It's hard to imagine a world without the ability to send GIFs, memes, videos or just plain text to your mates, family members or work colleagues. But obviously, people back in the day didn't have access to such technology and had to rely either on phone calls or rock-solid plans that couldn't change at the drop of a hat.
But on this day, 25 years ago, the first ever text message was sent to a mobile phone.
Software engineer Neil Papworth was working for Vodafone when he wrote 'Merry Christmas' to company director Richard Jarvis. The then-22-year-old literally created a Short Message Service aka SMS for the communications company and tested out his technology on this day in 1992.
If you're wondering why he would send 'Merry Christmas' on December 3, it was the night of their Xmas party.
It wasn't until a year later that Nokia added in a beep sound to notify the user that a cheeky message had been sent.

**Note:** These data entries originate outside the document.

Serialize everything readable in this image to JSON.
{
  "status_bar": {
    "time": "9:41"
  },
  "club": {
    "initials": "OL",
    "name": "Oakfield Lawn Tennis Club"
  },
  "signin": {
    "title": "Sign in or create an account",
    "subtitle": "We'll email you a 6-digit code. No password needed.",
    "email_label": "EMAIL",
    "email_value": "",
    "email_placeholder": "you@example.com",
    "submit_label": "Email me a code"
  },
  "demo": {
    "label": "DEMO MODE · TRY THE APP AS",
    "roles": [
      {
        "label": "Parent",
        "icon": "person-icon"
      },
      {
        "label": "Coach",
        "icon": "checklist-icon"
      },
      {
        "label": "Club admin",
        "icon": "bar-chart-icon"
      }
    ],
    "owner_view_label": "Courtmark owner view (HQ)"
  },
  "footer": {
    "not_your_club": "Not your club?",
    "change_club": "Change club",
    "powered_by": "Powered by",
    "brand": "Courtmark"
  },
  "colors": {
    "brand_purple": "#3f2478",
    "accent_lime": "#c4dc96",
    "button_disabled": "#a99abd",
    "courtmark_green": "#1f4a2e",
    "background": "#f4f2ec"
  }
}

But the technology was slow to pick up among users because telecommunication companies took a while to establish a charging system and allow people to send a message to someone on a different network.
Everyone who had a phone in the early days of text messaging will remember there was a limit of 160 characters (way before Twitter made it cool) and anything over that would be sent in two messages.

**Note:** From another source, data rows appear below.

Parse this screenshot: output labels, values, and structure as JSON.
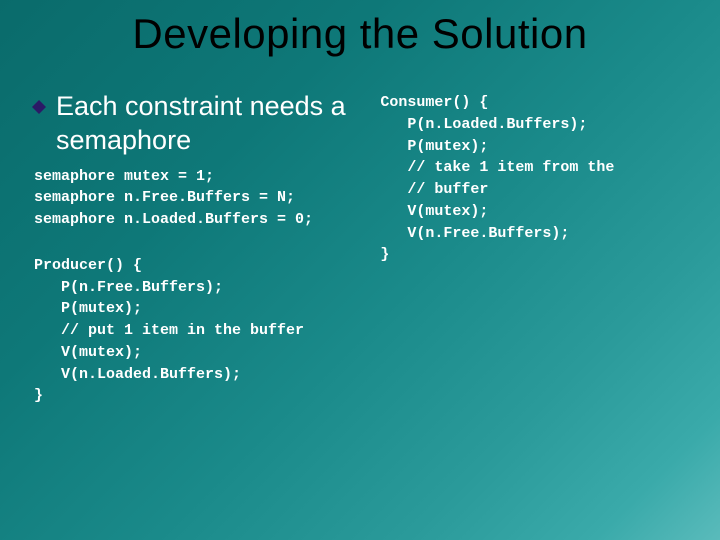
{
  "title": "Developing the Solution",
  "bullet": "Each constraint needs a semaphore",
  "decl": {
    "l1": "semaphore mutex = 1;",
    "l2": "semaphore n.Free.Buffers = N;",
    "l3": "semaphore n.Loaded.Buffers = 0;"
  },
  "producer": {
    "l1": "Producer() {",
    "l2": "   P(n.Free.Buffers);",
    "l3": "   P(mutex);",
    "l4": "   // put 1 item in the buffer",
    "l5": "   V(mutex);",
    "l6": "   V(n.Loaded.Buffers);",
    "l7": "}"
  },
  "consumer": {
    "l1": "Consumer() {",
    "l2": "   P(n.Loaded.Buffers);",
    "l3": "   P(mutex);",
    "l4": "   // take 1 item from the",
    "l5": "   // buffer",
    "l6": "   V(mutex);",
    "l7": "   V(n.Free.Buffers);",
    "l8": "}"
  }
}
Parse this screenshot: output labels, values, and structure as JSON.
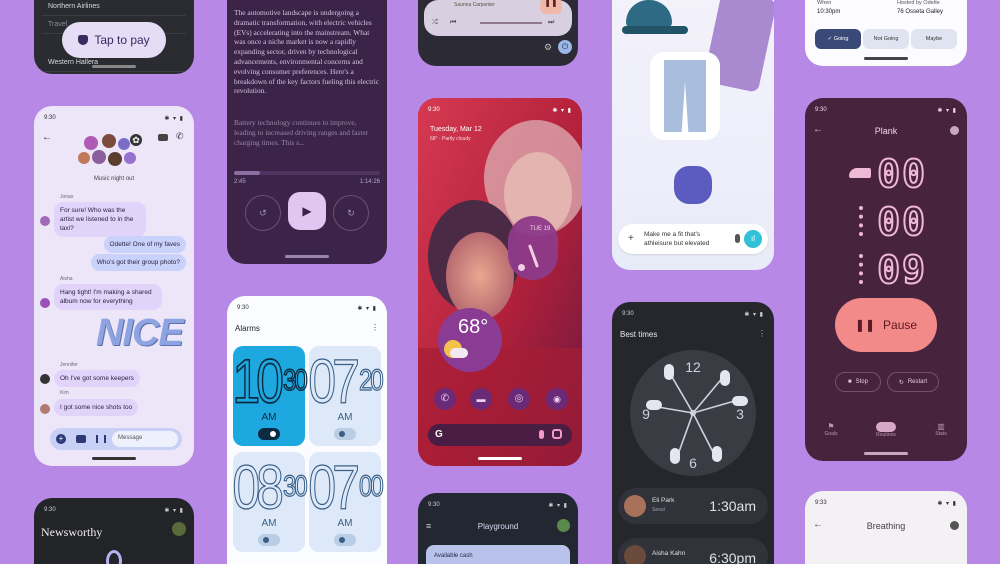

This is what sparked the language that everyone uses today like LOL, TTYL, BRB, IDK and WTF.
Neil Papworth says it's hard to comprehend how big of an impact his development has been. He says: "In 1992, I had no idea just how popular texting would become, and that this would give rise to emojis and messaging apps used by millions.
"I only recently told my children that I sent that first text. Looking back with hindsight, it's clearer to see that the Christmas message I sent was a pivotal moment in mobile history."
Those kids would probably be like, 'Yeah sure dad, you invented the text message, keep dreaming'.
Incredibly, by 2007, the world was sending 66 billion SMSs every year and a decade later that number jumped to 151 billion, according to Sky News. That could be partly due to the type of people who like to send a message for every sentence or thought rather than grouping it in a single text.
Not going to lie.
I'm definitely that type of person.
What's so wrong with that?
I don't get what the issue is with sending several messages?
Hope you have a good day.
Thanks for reading.